KOREAN IP SCANDALS: LACK OF ENFORCEMENT DESPITE THE MECHANISMS
Lately, Korea has been the subject of several high profile IP related lawsuits. On March 11, Burberry filed a lawsuit in Korea against underwear maker SBW, claiming SBW copied Burberry’s trademarked checker patterns. More recently, SanDisk and Toshiba files separate lawsuits against SK Hynix for stealing flash technology. Though these lawsuits reflect a different aspect of IP, one a trademark case and the others alleging the theft of trade secrets, they also show a disturbing trend of passive IP infringement in Korea.
IP infringement in Korea is nothing new. Kolon was sued by Dupont for trade secret theft as well, which resulted in a $950 Million verdict against Kolon in the U.S. The verdict has been overturned on appeal and of course, the Apple v Samsung litigation, is perhaps the most famous litigation involving trade dress as it has mushroomed out to involve cases in various jurisdictions. However, the size and seriousness of passive IP infringement is growing despite Korea’s implementation of a well drafted IP regime.

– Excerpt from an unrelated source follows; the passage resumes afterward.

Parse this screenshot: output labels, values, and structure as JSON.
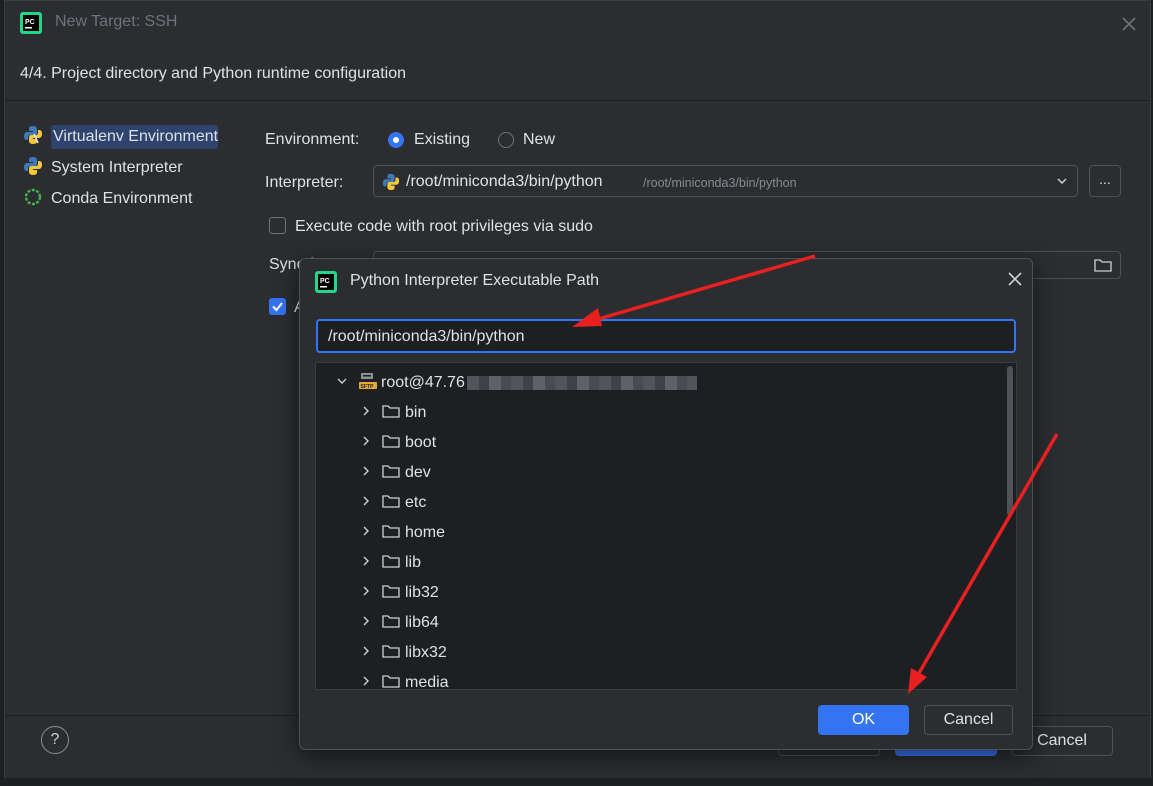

Though Korean companies are the 5th largest file of patent applications in the world (number 2 in the US) Korean companies rarely take legal action against infringers, especially domestically. Despite Korea’s IP laws and numerous governmental agencies that can assist in IP infringement actions, such laws are rarely used domestically. In the past, Korean companies have refused to aggressively use IP laws to enforce their patent and trademark rights as they wanted to avoid litigation and the perception they were using the law against domestic counterparts. In essence, they did not want to be viewed domestically as taking advantage of IP rights for political or economic gain over fellow Koreans. Even today, Korean companies, except for a few chaebols, refuse to aggressively exercise IP rights, even though they may have cause to do so.
As Korean companies continue to refuse to take aggressive business or legal action against infringers, especially domestic ones, this has led to the current trend of passive counterfeiting. Korean companies are no longer counterfeiting products as much as they are counterfeiting or copying designs, marketing strategies, trade dress and product environment. Likewise, though more sensitive to IP violations than in the past, Korea’s failure to proactively protect IP rights has led to a permissive atmosphere among Korean companies when it comes to theft or misuse of a company’s trade secrets. This is quite evident when considering the lawsuit filed by Toshiba and SanDisk against SK Hynix alleging trade secret theft. The lawsuits filed in Tokyo District Court and in the Santa Clara Supreme Court in CA, allege a former SanDisk engineer sold NAND flash memory to SK Hynix in 2008.
For foreign companies doing business in Korea or doing business with Korean companies, protecting and enforcing IP rights is of great concern. It must also be balanced with the business environment, as a foreign brand would be ignored in the Korean domestic market, if a company is perceived as “too aggressive” when enforcing its rights.
Foreign companies, when dealing with IP infringement issues should make use of the 5 main government agencies that protect IP and help enforce IP rights. They are: